## DATA SECTION

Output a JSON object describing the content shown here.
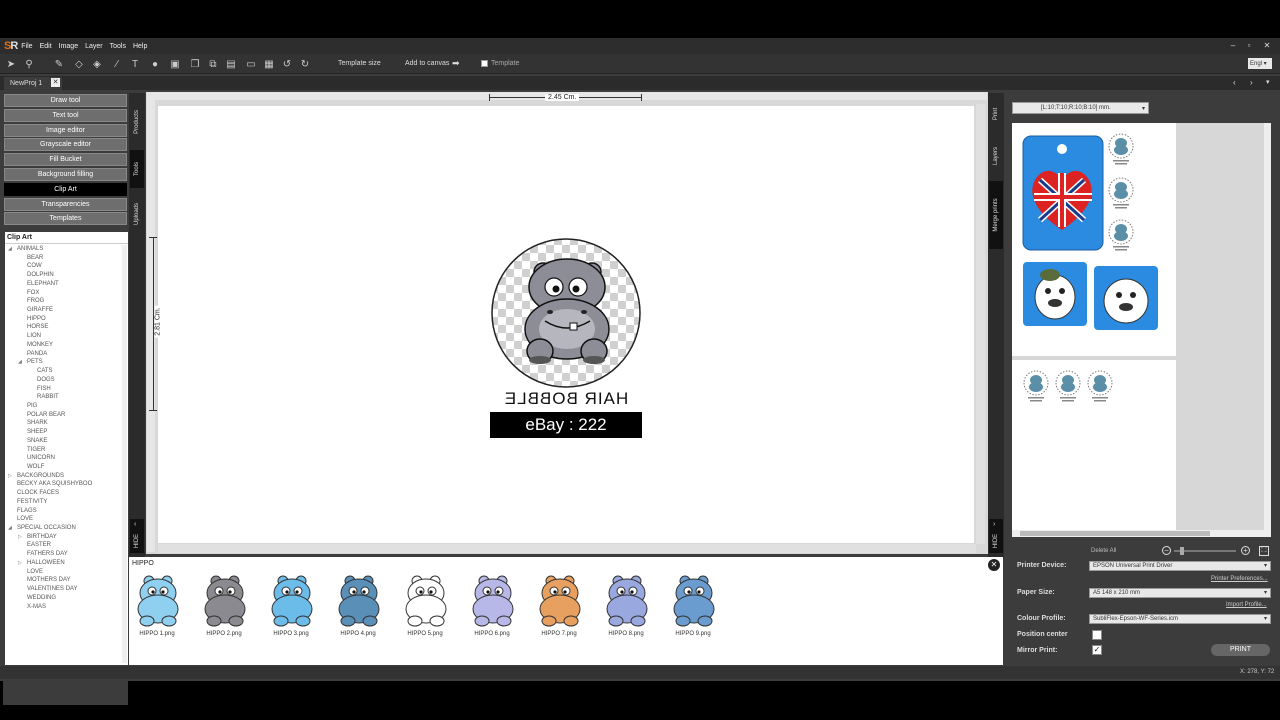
{
  "app": {
    "logo": "SR"
  },
  "menu": [
    "File",
    "Edit",
    "Image",
    "Layer",
    "Tools",
    "Help"
  ],
  "toolbar": {
    "template_size": "Template size",
    "add_to_canvas": "Add to canvas",
    "template_label": "Template",
    "lang": "Engl"
  },
  "tab": {
    "label": "NewProj 1"
  },
  "left_buttons": [
    "Draw tool",
    "Text tool",
    "Image editor",
    "Grayscale editor",
    "Fill Bucket",
    "Background filling",
    "Clip Art",
    "Transparencies",
    "Templates"
  ],
  "active_button_index": 6,
  "tree": {
    "title": "Clip Art",
    "items": [
      {
        "t": "ANIMALS",
        "lvl": 0,
        "exp": "open"
      },
      {
        "t": "BEAR",
        "lvl": 1
      },
      {
        "t": "COW",
        "lvl": 1
      },
      {
        "t": "DOLPHIN",
        "lvl": 1
      },
      {
        "t": "ELEPHANT",
        "lvl": 1
      },
      {
        "t": "FOX",
        "lvl": 1
      },
      {
        "t": "FROG",
        "lvl": 1
      },
      {
        "t": "GIRAFFE",
        "lvl": 1
      },
      {
        "t": "HIPPO",
        "lvl": 1
      },
      {
        "t": "HORSE",
        "lvl": 1
      },
      {
        "t": "LION",
        "lvl": 1
      },
      {
        "t": "MONKEY",
        "lvl": 1
      },
      {
        "t": "PANDA",
        "lvl": 1
      },
      {
        "t": "PETS",
        "lvl": 1,
        "exp": "open"
      },
      {
        "t": "CATS",
        "lvl": 2
      },
      {
        "t": "DOGS",
        "lvl": 2
      },
      {
        "t": "FISH",
        "lvl": 2
      },
      {
        "t": "RABBIT",
        "lvl": 2
      },
      {
        "t": "PIG",
        "lvl": 1
      },
      {
        "t": "POLAR BEAR",
        "lvl": 1
      },
      {
        "t": "SHARK",
        "lvl": 1
      },
      {
        "t": "SHEEP",
        "lvl": 1
      },
      {
        "t": "SNAKE",
        "lvl": 1
      },
      {
        "t": "TIGER",
        "lvl": 1
      },
      {
        "t": "UNICORN",
        "lvl": 1
      },
      {
        "t": "WOLF",
        "lvl": 1
      },
      {
        "t": "BACKGROUNDS",
        "lvl": 0,
        "exp": "closed"
      },
      {
        "t": "BECKY AKA SQUISHYBOO",
        "lvl": 0
      },
      {
        "t": "CLOCK FACES",
        "lvl": 0
      },
      {
        "t": "FESTIVITY",
        "lvl": 0
      },
      {
        "t": "FLAGS",
        "lvl": 0
      },
      {
        "t": "LOVE",
        "lvl": 0
      },
      {
        "t": "SPECIAL OCCASION",
        "lvl": 0,
        "exp": "open"
      },
      {
        "t": "BIRTHDAY",
        "lvl": 1,
        "exp": "closed"
      },
      {
        "t": "EASTER",
        "lvl": 1
      },
      {
        "t": "FATHERS DAY",
        "lvl": 1
      },
      {
        "t": "HALLOWEEN",
        "lvl": 1,
        "exp": "closed"
      },
      {
        "t": "LOVE",
        "lvl": 1
      },
      {
        "t": "MOTHERS DAY",
        "lvl": 1
      },
      {
        "t": "VALENTINES DAY",
        "lvl": 1
      },
      {
        "t": "WEDDING",
        "lvl": 1
      },
      {
        "t": "X-MAS",
        "lvl": 1
      }
    ]
  },
  "side_tabs_left": [
    "Products",
    "Tools",
    "Uploads"
  ],
  "side_tabs_right": [
    "Print",
    "Layers",
    "Merge prints"
  ],
  "hide_label": "HIDE",
  "canvas": {
    "width_label": "2.45 Cm.",
    "height_label": "2.81 Cm.",
    "mirror_text": "HAIR BOBBLE",
    "banner_text": "eBay : 222"
  },
  "thumbs": {
    "title": "HIPPO",
    "items": [
      {
        "label": "HIPPO 1.png",
        "color": "#8fd0f0"
      },
      {
        "label": "HIPPO 2.png",
        "color": "#8a8a90"
      },
      {
        "label": "HIPPO 3.png",
        "color": "#6cbcea"
      },
      {
        "label": "HIPPO 4.png",
        "color": "#5a8fb8"
      },
      {
        "label": "HIPPO 5.png",
        "color": "#ffffff"
      },
      {
        "label": "HIPPO 6.png",
        "color": "#b8b8e8"
      },
      {
        "label": "HIPPO 7.png",
        "color": "#e8a060"
      },
      {
        "label": "HIPPO 8.png",
        "color": "#9aa8e0"
      },
      {
        "label": "HIPPO 9.png",
        "color": "#6a9cd0"
      }
    ]
  },
  "print_panel": {
    "margin_select": "[L:10;T:10;R:10;B:10] mm.",
    "delete_all": "Delete All",
    "printer_device_label": "Printer Device:",
    "printer_device": "EPSON Universal Print Driver",
    "printer_prefs": "Printer Preferences...",
    "paper_size_label": "Paper Size:",
    "paper_size": "A5 148 x 210 mm",
    "import_profile": "Import Profile...",
    "colour_profile_label": "Colour Profile:",
    "colour_profile": "SubliFlex-Epson-WF-Series.icm",
    "position_center_label": "Position center",
    "position_center": false,
    "mirror_print_label": "Mirror Print:",
    "mirror_print": true,
    "print_button": "PRINT"
  },
  "status": {
    "coords": "X: 278, Y: 72"
  },
  "colors": {
    "accent": "#2b8fe0",
    "active": "#000000",
    "banner": "#000000"
  }
}
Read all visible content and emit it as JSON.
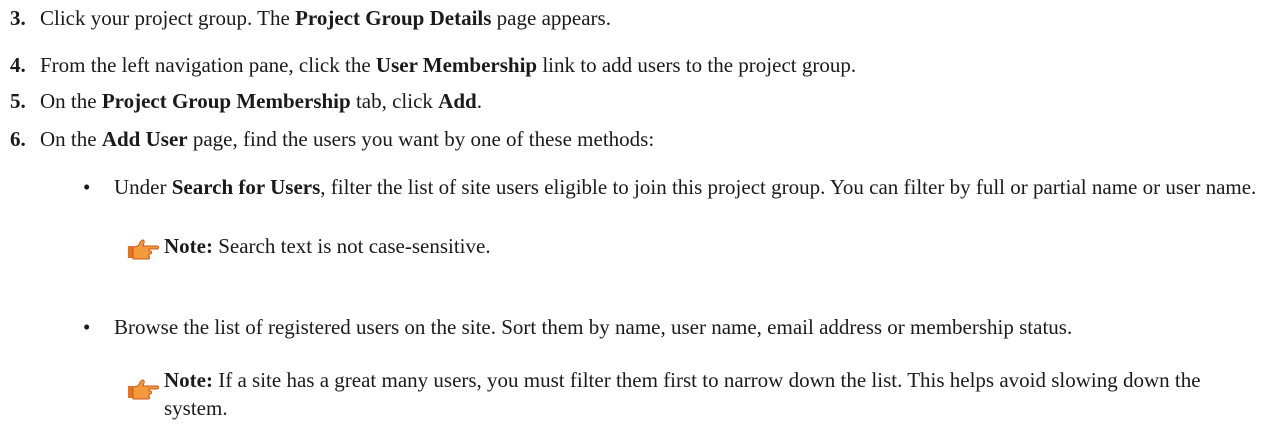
{
  "steps": [
    {
      "num": "3.",
      "pre": "Click your project group. The ",
      "bold1": "Project Group Details",
      "post": " page appears."
    },
    {
      "num": "4.",
      "pre": "From the left navigation pane, click the ",
      "bold1": "User Membership",
      "post": " link to add users to the project group."
    },
    {
      "num": "5.",
      "pre": "On the ",
      "bold1": "Project Group Membership",
      "mid": " tab, click ",
      "bold2": "Add",
      "post": "."
    },
    {
      "num": "6.",
      "pre": "On the ",
      "bold1": "Add User",
      "post": " page, find the users you want by one of these methods:"
    }
  ],
  "bullets": [
    {
      "symbol": "•",
      "pre": "Under ",
      "bold": "Search for Users",
      "post": ", filter the list of site users eligible to join this project group. You can filter by full or partial name or user name.",
      "note": {
        "label": "Note:",
        "text": "Search text is not case-sensitive."
      }
    },
    {
      "symbol": "•",
      "text": "Browse the list of registered users on the site. Sort them by name, user name, email address or membership status.",
      "note": {
        "label": "Note:",
        "text": "If a site has a great many users, you must filter them first to narrow down the list. This helps avoid slowing down the system."
      }
    }
  ],
  "icons": {
    "note": "pointing-hand-icon",
    "note_color": "#e8731c"
  }
}
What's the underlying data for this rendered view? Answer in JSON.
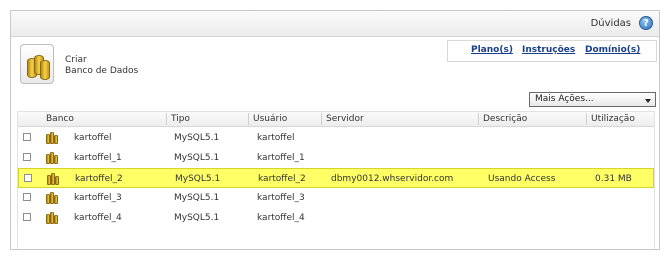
{
  "header": {
    "help_label": "Dúvidas",
    "help_icon": "?"
  },
  "create": {
    "line1": "Criar",
    "line2": "Banco de Dados"
  },
  "links": [
    "Plano(s)",
    "Instruções",
    "Domínio(s)"
  ],
  "actions": {
    "selected": "Mais Ações..."
  },
  "table": {
    "columns": [
      "Banco",
      "Tipo",
      "Usuário",
      "Servidor",
      "Descrição",
      "Utilização"
    ],
    "rows": [
      {
        "banco": "kartoffel",
        "tipo": "MySQL5.1",
        "usuario": "kartoffel",
        "servidor": "",
        "descricao": "",
        "utilizacao": ""
      },
      {
        "banco": "kartoffel_1",
        "tipo": "MySQL5.1",
        "usuario": "kartoffel_1",
        "servidor": "",
        "descricao": "",
        "utilizacao": ""
      },
      {
        "banco": "kartoffel_2",
        "tipo": "MySQL5.1",
        "usuario": "kartoffel_2",
        "servidor": "dbmy0012.whservidor.com",
        "descricao": "Usando Access",
        "utilizacao": "0.31 MB"
      },
      {
        "banco": "kartoffel_3",
        "tipo": "MySQL5.1",
        "usuario": "kartoffel_3",
        "servidor": "",
        "descricao": "",
        "utilizacao": ""
      },
      {
        "banco": "kartoffel_4",
        "tipo": "MySQL5.1",
        "usuario": "kartoffel_4",
        "servidor": "",
        "descricao": "",
        "utilizacao": ""
      }
    ]
  },
  "colors": {
    "highlight": "#ffff66",
    "link": "#1a3f8a"
  }
}
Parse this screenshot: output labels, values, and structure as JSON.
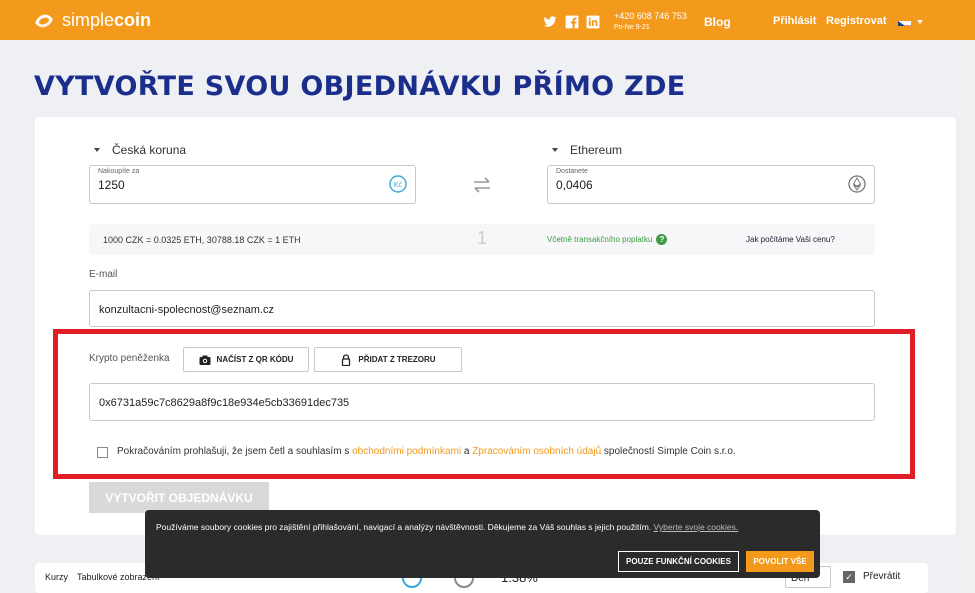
{
  "header": {
    "logo_light": "simple",
    "logo_bold": "coin",
    "phone": "+420 608 746 753",
    "hours": "Po-Ne 9-21",
    "blog": "Blog",
    "login": "Přihlásit",
    "register": "Registrovat",
    "social_icons": [
      "twitter-icon",
      "facebook-icon",
      "linkedin-icon"
    ],
    "accent": "#f39a1c"
  },
  "page_title": "VYTVOŘTE SVOU OBJEDNÁVKU PŘÍMO ZDE",
  "exchange": {
    "from_currency": "Česká koruna",
    "from_label": "Nakoupíte za",
    "from_value": "1250",
    "to_currency": "Ethereum",
    "to_label": "Dostanete",
    "to_value": "0,0406"
  },
  "rate": {
    "text": "1000 CZK = 0.0325 ETH, 30788.18 CZK = 1 ETH",
    "step": "1",
    "fee": "Včetně transakčního poplatku",
    "how": "Jak počítáme Vaši cenu?"
  },
  "email": {
    "label": "E-mail",
    "value": "konzultacni-spolecnost@seznam.cz"
  },
  "wallet": {
    "label": "Krypto peněženka",
    "qr_button": "NAČÍST Z QR KÓDU",
    "trezor_button": "PŘIDAT Z TREZORU",
    "value": "0x6731a59c7c8629a8f9c18e934e5cb33691dec735"
  },
  "terms": {
    "prefix": "Pokračováním prohlašuji, že jsem četl a souhlasím s ",
    "link1": "obchodními podmínkami",
    "middle": " a ",
    "link2": "Zpracováním osobních údajů",
    "suffix": " společností Simple Coin s.r.o."
  },
  "submit": "VYTVOŘIT OBJEDNÁVKU",
  "bottom": {
    "kurzy": "Kurzy",
    "tab": "Tabulkové zobrazení",
    "percent": "1.38%",
    "period": "Den",
    "invert": "Převrátit"
  },
  "cookie": {
    "text": "Používáme soubory cookies pro zajištění přihlašování, navigací a analýzy návštěvnosti. Děkujeme za Váš souhlas s jejich použitím. ",
    "link": "Vyberte svoje cookies.",
    "btn_functional": "POUZE FUNKČNÍ COOKIES",
    "btn_allow": "POVOLIT VŠE"
  }
}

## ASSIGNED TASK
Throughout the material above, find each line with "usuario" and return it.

## TASK SOLUTION
        "usuario": "kartoffel",
        "usuario": "kartoffel_1",
        "usuario": "kartoffel_2",
        "usuario": "kartoffel_3",
        "usuario": "kartoffel_4",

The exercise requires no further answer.